The representative noted that the intervention of SHIN in the area of donation of test kits will also help Nigeria to benefit from the Korean experience in suppressing the virus.
He recalled that the World Health Organisation (WHO)’s Director General, Dr. Tedros Adhanom Ghebreyesus, had given special commendation to South Korea for its innovative approach in tackling the virus, saying that WHO also described his country as a global model in the war against the COVID-19.
Citing a report by WHO, the SHIN representative disclosed that when South Korea was faced with surging community transmission, it refused to surrender to the pandemic but rather developed innovative testing strategies, rationed the use of masks, conducted exhaustive contact tracing and testing, and isolated suspected cases.
According to him, these efforts led to declining infections in South Korea.
The representative recalled that South Korea has received several requests for the test kits from many countries of the world.
He revealed that despite the high demand for the kits from different countries of the world, and the difficulty in securing and rationing them, SHIN was able to secure 5,000 kits for the Nigerian government because the company cares for Nigerians and also accord the country top priority in its global business. In addition to such goodwill, other Korean companies operating in Nigeria are also going to make various donations for the country.
The representative also added that SHIN felt it is part of its Corporate Social Responsibility (CSR) to help the Nigerian government to tackle and mitigate the impact of the global pandemic
Commenting on the donation, the Korean Ambassador to Nigeria, Mr. Lee In Tae, said: “It is indeed great to see that a Korean firm such as SHIN has taken an initiative to donate COVID-19 test kits, which further validates the fact that the Korean Government and Korean companies operating in Nigeria truly care about Nigeria and feel the responsibility to support and help the federal government to tackle the pandemic in Nigeria. The Republic of Korea will also work closely with the Nigerian government to see any way we can support Nigeria to deal with the situation”.
SHIN has consistently given back to Nigerians over the years as part of its Corporate Social Responsibility (CSR).
For instance, the company has been sponsoring the eye surgeries of Nigerians on a yearly basis.
Since 2015, SHIN has worked with Vision Care, an organisation under WHO, in the yearly Eye Camp to give free cataract surgeries to Nigerians who cannot afford the treatment.
In 2019, it sponsored the eye surgeries of at least 115 Nigerian patients and 224 outward patients as part of its CSR in Nigeria. In the previous Eye surgeries in 2018, 102 patients, who were at the risk of blindness, recovered their eyesight.
Since it started the programme, SHIN has sponsored the eye surgeries of 572 Nigerian patients, 1,593 outward patients and has also donated glasses to 99 patients.
The company had also donated electrical equipment, clothing and other relief materials to the victims of herdsmen and Boko Haram insurgents’ attacks in Jos, Plateau State.
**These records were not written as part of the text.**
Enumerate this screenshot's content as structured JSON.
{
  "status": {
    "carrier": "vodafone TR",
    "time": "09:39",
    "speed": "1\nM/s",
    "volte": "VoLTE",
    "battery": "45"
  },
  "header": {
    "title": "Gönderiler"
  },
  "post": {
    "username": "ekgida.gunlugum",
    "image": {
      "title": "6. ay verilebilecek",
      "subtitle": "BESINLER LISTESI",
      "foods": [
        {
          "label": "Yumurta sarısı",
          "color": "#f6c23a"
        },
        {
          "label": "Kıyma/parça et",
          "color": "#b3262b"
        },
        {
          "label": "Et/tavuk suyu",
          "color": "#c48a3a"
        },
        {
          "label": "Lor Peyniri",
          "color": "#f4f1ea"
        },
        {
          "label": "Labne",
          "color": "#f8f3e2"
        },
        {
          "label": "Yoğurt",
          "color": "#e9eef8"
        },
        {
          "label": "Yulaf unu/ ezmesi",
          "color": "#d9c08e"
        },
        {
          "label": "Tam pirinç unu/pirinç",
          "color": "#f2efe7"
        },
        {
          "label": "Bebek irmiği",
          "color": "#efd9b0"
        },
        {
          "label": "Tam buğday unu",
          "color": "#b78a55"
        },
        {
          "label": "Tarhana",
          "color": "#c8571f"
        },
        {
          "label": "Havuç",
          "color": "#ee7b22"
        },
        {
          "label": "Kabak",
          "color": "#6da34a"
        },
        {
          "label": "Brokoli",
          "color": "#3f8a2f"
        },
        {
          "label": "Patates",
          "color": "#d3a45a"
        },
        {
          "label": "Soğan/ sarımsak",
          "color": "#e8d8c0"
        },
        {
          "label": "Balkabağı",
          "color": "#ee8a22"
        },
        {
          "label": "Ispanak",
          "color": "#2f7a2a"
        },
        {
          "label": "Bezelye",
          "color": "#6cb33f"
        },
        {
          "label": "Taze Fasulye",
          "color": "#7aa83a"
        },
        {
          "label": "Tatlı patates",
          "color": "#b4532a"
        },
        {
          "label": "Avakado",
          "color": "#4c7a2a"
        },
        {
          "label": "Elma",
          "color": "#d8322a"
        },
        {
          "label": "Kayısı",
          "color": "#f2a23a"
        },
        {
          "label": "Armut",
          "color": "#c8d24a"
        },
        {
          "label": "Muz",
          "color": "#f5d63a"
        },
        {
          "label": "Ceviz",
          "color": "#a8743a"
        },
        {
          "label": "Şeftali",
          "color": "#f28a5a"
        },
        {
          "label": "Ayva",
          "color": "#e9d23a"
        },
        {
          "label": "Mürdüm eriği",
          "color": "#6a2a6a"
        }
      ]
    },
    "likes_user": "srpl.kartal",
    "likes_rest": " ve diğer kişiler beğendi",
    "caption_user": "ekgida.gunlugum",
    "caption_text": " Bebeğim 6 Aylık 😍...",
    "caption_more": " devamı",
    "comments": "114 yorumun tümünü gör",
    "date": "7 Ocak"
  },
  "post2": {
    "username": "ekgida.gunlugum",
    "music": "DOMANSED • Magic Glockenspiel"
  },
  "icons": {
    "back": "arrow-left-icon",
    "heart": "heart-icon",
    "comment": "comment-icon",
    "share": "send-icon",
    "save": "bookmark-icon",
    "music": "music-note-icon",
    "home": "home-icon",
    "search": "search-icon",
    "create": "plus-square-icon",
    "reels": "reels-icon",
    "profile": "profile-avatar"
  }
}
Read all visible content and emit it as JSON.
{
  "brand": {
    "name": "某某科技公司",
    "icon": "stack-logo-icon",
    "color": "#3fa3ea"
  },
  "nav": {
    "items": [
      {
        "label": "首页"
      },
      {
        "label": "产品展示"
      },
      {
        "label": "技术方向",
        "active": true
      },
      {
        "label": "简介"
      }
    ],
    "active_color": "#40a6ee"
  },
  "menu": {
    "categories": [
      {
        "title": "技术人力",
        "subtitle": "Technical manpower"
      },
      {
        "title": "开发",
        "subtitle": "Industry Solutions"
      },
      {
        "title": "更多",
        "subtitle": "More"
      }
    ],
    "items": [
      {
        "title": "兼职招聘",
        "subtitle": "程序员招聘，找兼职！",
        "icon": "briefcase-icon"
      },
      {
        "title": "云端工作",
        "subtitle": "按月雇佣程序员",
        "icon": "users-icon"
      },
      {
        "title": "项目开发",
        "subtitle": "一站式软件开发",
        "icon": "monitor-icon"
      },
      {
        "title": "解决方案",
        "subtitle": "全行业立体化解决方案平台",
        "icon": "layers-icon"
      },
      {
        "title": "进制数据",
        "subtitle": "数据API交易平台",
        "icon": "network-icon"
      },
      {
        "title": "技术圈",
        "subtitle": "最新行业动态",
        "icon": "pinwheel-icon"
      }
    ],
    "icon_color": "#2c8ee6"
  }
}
A missionary group from Korea had constructed a school in Jos for the villagers in Rhizha, where four missionaries were teaching about 560 children and also providing counselling to victims, mostly women, suffering from the trauma from Boko Haram insurgents’ attacks.